Given information:
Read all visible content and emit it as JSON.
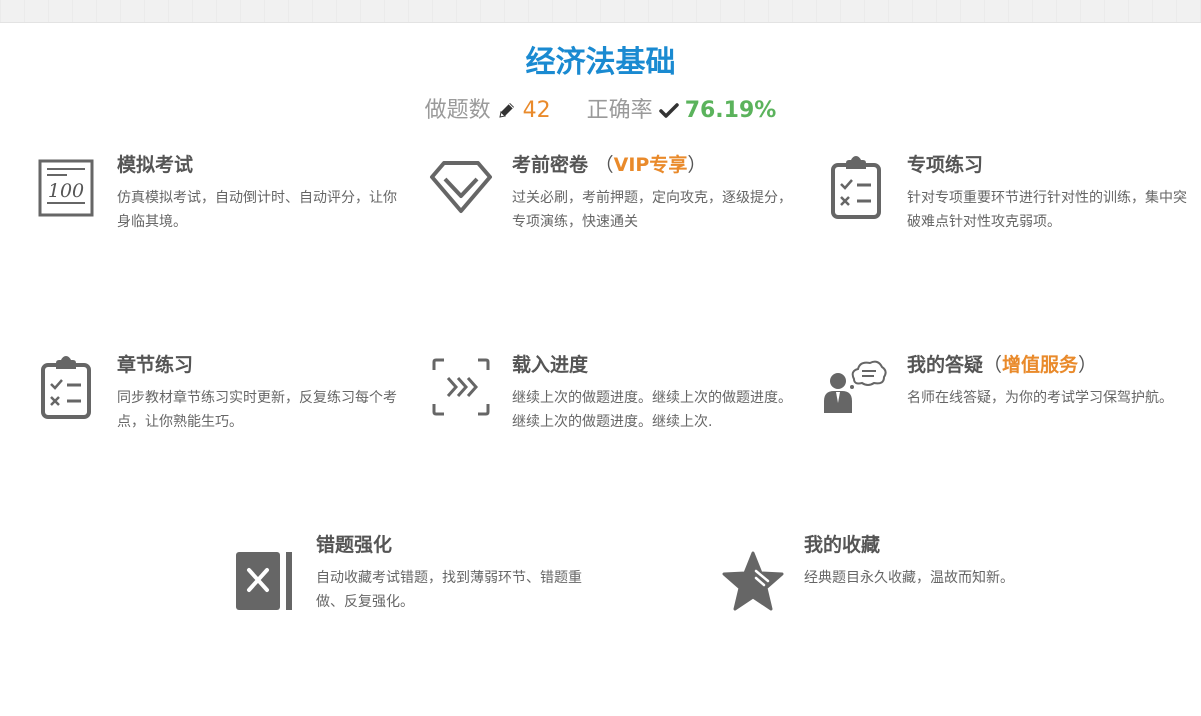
{
  "header": {
    "title": "经济法基础",
    "done_label": "做题数",
    "done_count": "42",
    "rate_label": "正确率",
    "rate_value": "76.19%"
  },
  "cards": [
    {
      "title": "模拟考试",
      "desc": "仿真模拟考试，自动倒计时、自动评分，让你身临其境。",
      "icon": "exam-score-100-icon"
    },
    {
      "title": "考前密卷",
      "paren_open": "（",
      "tag": "VIP专享",
      "paren_close": "）",
      "desc": "过关必刷，考前押题，定向攻克，逐级提分，专项演练，快速通关",
      "icon": "diamond-icon"
    },
    {
      "title": "专项练习",
      "desc": "针对专项重要环节进行针对性的训练，集中突破难点针对性攻克弱项。",
      "icon": "clipboard-checklist-icon"
    },
    {
      "title": "章节练习",
      "desc": "同步教材章节练习实时更新，反复练习每个考点，让你熟能生巧。",
      "icon": "clipboard-checklist-icon"
    },
    {
      "title": "载入进度",
      "desc": "继续上次的做题进度。继续上次的做题进度。继续上次的做题进度。继续上次.",
      "icon": "forward-arrows-icon"
    },
    {
      "title": "我的答疑",
      "paren_open": "（",
      "tag": "增值服务",
      "paren_close": "）",
      "desc": "名师在线答疑，为你的考试学习保驾护航。",
      "icon": "teacher-chat-icon"
    },
    {
      "title": "错题强化",
      "desc": "自动收藏考试错题，找到薄弱环节、错题重做、反复强化。",
      "icon": "wrong-book-icon"
    },
    {
      "title": "我的收藏",
      "desc": "经典题目永久收藏，温故而知新。",
      "icon": "star-icon"
    }
  ],
  "colors": {
    "title_blue": "#1a8ad1",
    "orange": "#e98a2b",
    "green": "#5bb35c",
    "icon_gray": "#666666"
  }
}
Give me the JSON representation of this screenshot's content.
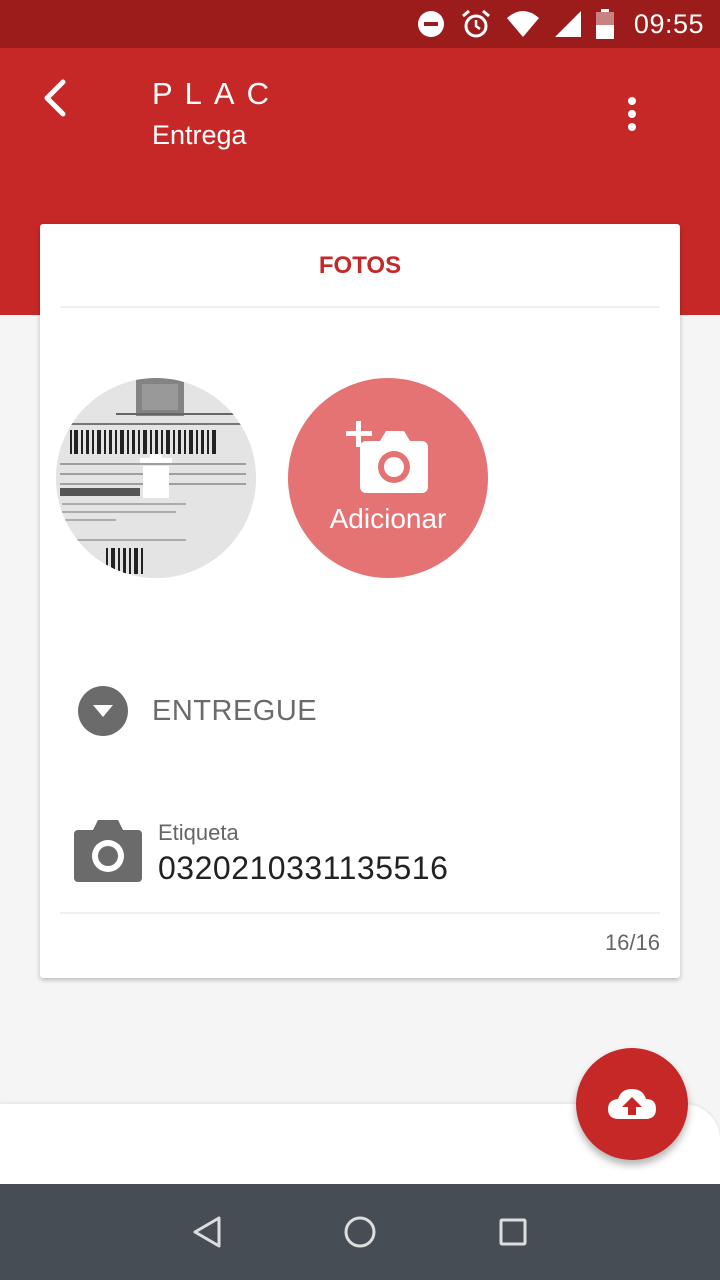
{
  "status_bar": {
    "time": "09:55",
    "icons": [
      "do-not-disturb-icon",
      "alarm-icon",
      "wifi-icon",
      "signal-icon",
      "battery-icon"
    ]
  },
  "app_bar": {
    "title": "PLAC",
    "subtitle": "Entrega",
    "back_icon": "back-arrow-icon",
    "menu_icon": "more-vert-icon"
  },
  "card": {
    "header": "FOTOS",
    "photos": [
      {
        "type": "photo",
        "icon": "trash-icon"
      }
    ],
    "add_photo_label": "Adicionar",
    "status": "ENTREGUE",
    "label_caption": "Etiqueta",
    "label_value": "0320210331135516",
    "counter": "16/16"
  },
  "fab": {
    "icon": "cloud-upload-icon"
  },
  "nav": {
    "icons": [
      "back-triangle-icon",
      "home-circle-icon",
      "recents-square-icon"
    ]
  },
  "colors": {
    "primary": "#c62828",
    "status_bar": "#9c1c1c",
    "add_photo": "#e57373",
    "nav_bar": "#474d55"
  }
}
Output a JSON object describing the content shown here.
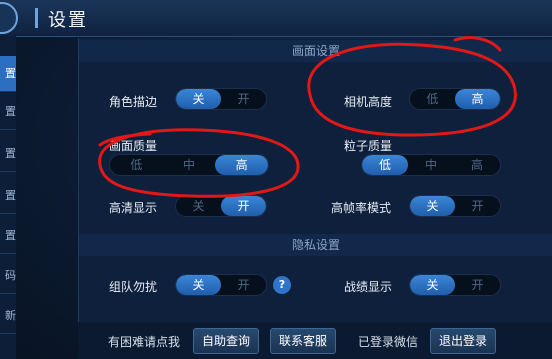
{
  "header": {
    "title": "设置"
  },
  "sidebar": {
    "tabs": [
      "置",
      "置",
      "置",
      "置",
      "置",
      "码",
      "新"
    ]
  },
  "sections": {
    "display": "画面设置",
    "privacy": "隐私设置"
  },
  "settings": {
    "outline": {
      "label": "角色描边",
      "options": [
        "关",
        "开"
      ],
      "selected": "关"
    },
    "camera": {
      "label": "相机高度",
      "options": [
        "低",
        "高"
      ],
      "selected": "高"
    },
    "quality": {
      "label": "画面质量",
      "options": [
        "低",
        "中",
        "高"
      ],
      "selected": "高"
    },
    "particle": {
      "label": "粒子质量",
      "options": [
        "低",
        "中",
        "高"
      ],
      "selected": "低"
    },
    "hd": {
      "label": "高清显示",
      "options": [
        "关",
        "开"
      ],
      "selected": "开"
    },
    "highfps": {
      "label": "高帧率模式",
      "options": [
        "关",
        "开"
      ],
      "selected": "关"
    },
    "team": {
      "label": "组队勿扰",
      "options": [
        "关",
        "开"
      ],
      "selected": "关"
    },
    "record": {
      "label": "战绩显示",
      "options": [
        "关",
        "开"
      ],
      "selected": "关"
    }
  },
  "help": {
    "glyph": "?"
  },
  "footer": {
    "prompt": "有困难请点我",
    "self_help": "自助查询",
    "contact": "联系客服",
    "wechat_status": "已登录微信",
    "logout": "退出登录"
  },
  "colors": {
    "accent": "#2f74c8",
    "annotation": "#e01818"
  }
}
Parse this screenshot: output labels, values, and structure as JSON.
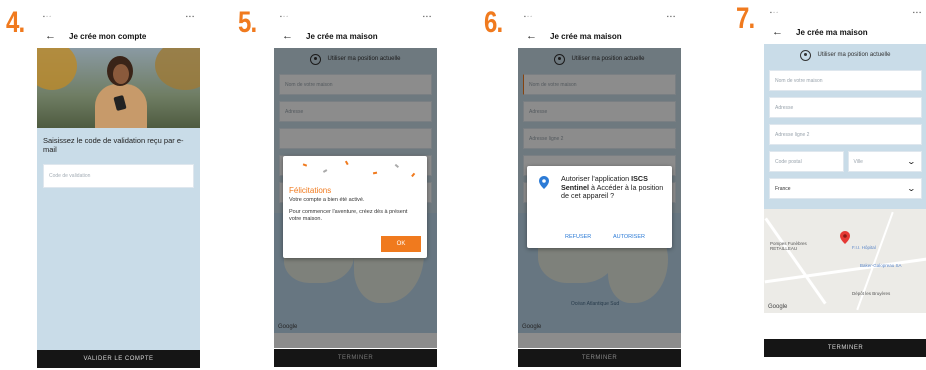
{
  "steps": [
    "4.",
    "5.",
    "6.",
    "7."
  ],
  "colors": {
    "accent": "#f07a1e",
    "form_bg": "#c9dce8",
    "footer_bg": "#151515",
    "link_blue": "#2c7bd6"
  },
  "screen4": {
    "title": "Je crée mon compte",
    "prompt": "Saisissez le code de validation reçu par e-mail",
    "code_placeholder": "Code de validation",
    "submit": "VALIDER LE COMPTE"
  },
  "screen5": {
    "title": "Je crée ma maison",
    "location": "Utiliser ma position actuelle",
    "fields": [
      "Nom de votre maison",
      "Adresse"
    ],
    "dialog": {
      "heading": "Félicitations",
      "line1": "Votre compte a bien été activé.",
      "line2": "Pour commencer l'aventure, créez dès à présent votre maison.",
      "ok": "OK"
    },
    "footer": "TERMINER",
    "map_logo": "Google"
  },
  "screen6": {
    "title": "Je crée ma maison",
    "location": "Utiliser ma position actuelle",
    "fields": [
      "Nom de votre maison",
      "Adresse",
      "Adresse ligne 2"
    ],
    "dialog": {
      "line1": "Autoriser l'application",
      "app": "ISCS Sentinel",
      "line2": " à Accéder à la position de cet appareil ?",
      "refuse": "REFUSER",
      "allow": "AUTORISER"
    },
    "map_labels": [
      "Océan Atlantique Sud"
    ],
    "footer": "TERMINER",
    "map_logo": "Google"
  },
  "screen7": {
    "title": "Je crée ma maison",
    "location": "Utiliser ma position actuelle",
    "fields": [
      "Nom de votre maison",
      "Adresse",
      "Adresse ligne 2"
    ],
    "postal": "Code postal",
    "city": "Ville",
    "country": "France",
    "map_labels": [
      "Pompes Funèbres RETAILLEAU",
      "F.I.I. Hôpital",
      "Baker-Galopreau SA",
      "Dépôt les Bruyères"
    ],
    "footer": "TERMINER",
    "map_logo": "Google"
  }
}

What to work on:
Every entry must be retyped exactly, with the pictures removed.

Solution to this exercise:
Read all visible content and emit it as JSON.
{
  "header": {
    "title": "经济法基础",
    "done_label": "做题数",
    "done_count": "42",
    "rate_label": "正确率",
    "rate_value": "76.19%"
  },
  "cards": [
    {
      "title": "模拟考试",
      "desc": "仿真模拟考试，自动倒计时、自动评分，让你身临其境。",
      "icon": "exam-score-100-icon"
    },
    {
      "title": "考前密卷",
      "paren_open": "（",
      "tag": "VIP专享",
      "paren_close": "）",
      "desc": "过关必刷，考前押题，定向攻克，逐级提分，专项演练，快速通关",
      "icon": "diamond-icon"
    },
    {
      "title": "专项练习",
      "desc": "针对专项重要环节进行针对性的训练，集中突破难点针对性攻克弱项。",
      "icon": "clipboard-checklist-icon"
    },
    {
      "title": "章节练习",
      "desc": "同步教材章节练习实时更新，反复练习每个考点，让你熟能生巧。",
      "icon": "clipboard-checklist-icon"
    },
    {
      "title": "载入进度",
      "desc": "继续上次的做题进度。继续上次的做题进度。继续上次的做题进度。继续上次.",
      "icon": "forward-arrows-icon"
    },
    {
      "title": "我的答疑",
      "paren_open": "（",
      "tag": "增值服务",
      "paren_close": "）",
      "desc": "名师在线答疑，为你的考试学习保驾护航。",
      "icon": "teacher-chat-icon"
    },
    {
      "title": "错题强化",
      "desc": "自动收藏考试错题，找到薄弱环节、错题重做、反复强化。",
      "icon": "wrong-book-icon"
    },
    {
      "title": "我的收藏",
      "desc": "经典题目永久收藏，温故而知新。",
      "icon": "star-icon"
    }
  ],
  "colors": {
    "title_blue": "#1a8ad1",
    "orange": "#e98a2b",
    "green": "#5bb35c",
    "icon_gray": "#666666"
  }
}
Give me the JSON representation of this screenshot's content.
{
  "status_bar": {
    "time": "09:55",
    "icons": [
      "do-not-disturb-icon",
      "alarm-icon",
      "wifi-icon",
      "signal-icon",
      "battery-icon"
    ]
  },
  "app_bar": {
    "title": "PLAC",
    "subtitle": "Entrega",
    "back_icon": "back-arrow-icon",
    "menu_icon": "more-vert-icon"
  },
  "card": {
    "header": "FOTOS",
    "photos": [
      {
        "type": "photo",
        "icon": "trash-icon"
      }
    ],
    "add_photo_label": "Adicionar",
    "status": "ENTREGUE",
    "label_caption": "Etiqueta",
    "label_value": "0320210331135516",
    "counter": "16/16"
  },
  "fab": {
    "icon": "cloud-upload-icon"
  },
  "nav": {
    "icons": [
      "back-triangle-icon",
      "home-circle-icon",
      "recents-square-icon"
    ]
  },
  "colors": {
    "primary": "#c62828",
    "status_bar": "#9c1c1c",
    "add_photo": "#e57373",
    "nav_bar": "#474d55"
  }
}
Output a JSON object describing the content shown here.
{
  "header": {
    "title": "设置"
  },
  "sidebar": {
    "tabs": [
      "置",
      "置",
      "置",
      "置",
      "置",
      "码",
      "新"
    ]
  },
  "sections": {
    "display": "画面设置",
    "privacy": "隐私设置"
  },
  "settings": {
    "outline": {
      "label": "角色描边",
      "options": [
        "关",
        "开"
      ],
      "selected": "关"
    },
    "camera": {
      "label": "相机高度",
      "options": [
        "低",
        "高"
      ],
      "selected": "高"
    },
    "quality": {
      "label": "画面质量",
      "options": [
        "低",
        "中",
        "高"
      ],
      "selected": "高"
    },
    "particle": {
      "label": "粒子质量",
      "options": [
        "低",
        "中",
        "高"
      ],
      "selected": "低"
    },
    "hd": {
      "label": "高清显示",
      "options": [
        "关",
        "开"
      ],
      "selected": "开"
    },
    "highfps": {
      "label": "高帧率模式",
      "options": [
        "关",
        "开"
      ],
      "selected": "关"
    },
    "team": {
      "label": "组队勿扰",
      "options": [
        "关",
        "开"
      ],
      "selected": "关"
    },
    "record": {
      "label": "战绩显示",
      "options": [
        "关",
        "开"
      ],
      "selected": "关"
    }
  },
  "help": {
    "glyph": "?"
  },
  "footer": {
    "prompt": "有困难请点我",
    "self_help": "自助查询",
    "contact": "联系客服",
    "wechat_status": "已登录微信",
    "logout": "退出登录"
  },
  "colors": {
    "accent": "#2f74c8",
    "annotation": "#e01818"
  }
}
Parse this screenshot: output labels, values, and structure as JSON.
{
  "steps": [
    "4.",
    "5.",
    "6.",
    "7."
  ],
  "colors": {
    "accent": "#f07a1e",
    "form_bg": "#c9dce8",
    "footer_bg": "#151515",
    "link_blue": "#2c7bd6"
  },
  "screen4": {
    "title": "Je crée mon compte",
    "prompt": "Saisissez le code de validation reçu par e-mail",
    "code_placeholder": "Code de validation",
    "submit": "VALIDER LE COMPTE"
  },
  "screen5": {
    "title": "Je crée ma maison",
    "location": "Utiliser ma position actuelle",
    "fields": [
      "Nom de votre maison",
      "Adresse"
    ],
    "dialog": {
      "heading": "Félicitations",
      "line1": "Votre compte a bien été activé.",
      "line2": "Pour commencer l'aventure, créez dès à présent votre maison.",
      "ok": "OK"
    },
    "footer": "TERMINER",
    "map_logo": "Google"
  },
  "screen6": {
    "title": "Je crée ma maison",
    "location": "Utiliser ma position actuelle",
    "fields": [
      "Nom de votre maison",
      "Adresse",
      "Adresse ligne 2"
    ],
    "dialog": {
      "line1": "Autoriser l'application",
      "app": "ISCS Sentinel",
      "line2": " à Accéder à la position de cet appareil ?",
      "refuse": "REFUSER",
      "allow": "AUTORISER"
    },
    "map_labels": [
      "Océan Atlantique Sud"
    ],
    "footer": "TERMINER",
    "map_logo": "Google"
  },
  "screen7": {
    "title": "Je crée ma maison",
    "location": "Utiliser ma position actuelle",
    "fields": [
      "Nom de votre maison",
      "Adresse",
      "Adresse ligne 2"
    ],
    "postal": "Code postal",
    "city": "Ville",
    "country": "France",
    "map_labels": [
      "Pompes Funèbres RETAILLEAU",
      "F.I.I. Hôpital",
      "Baker-Galopreau SA",
      "Dépôt les Bruyères"
    ],
    "footer": "TERMINER",
    "map_logo": "Google"
  }
}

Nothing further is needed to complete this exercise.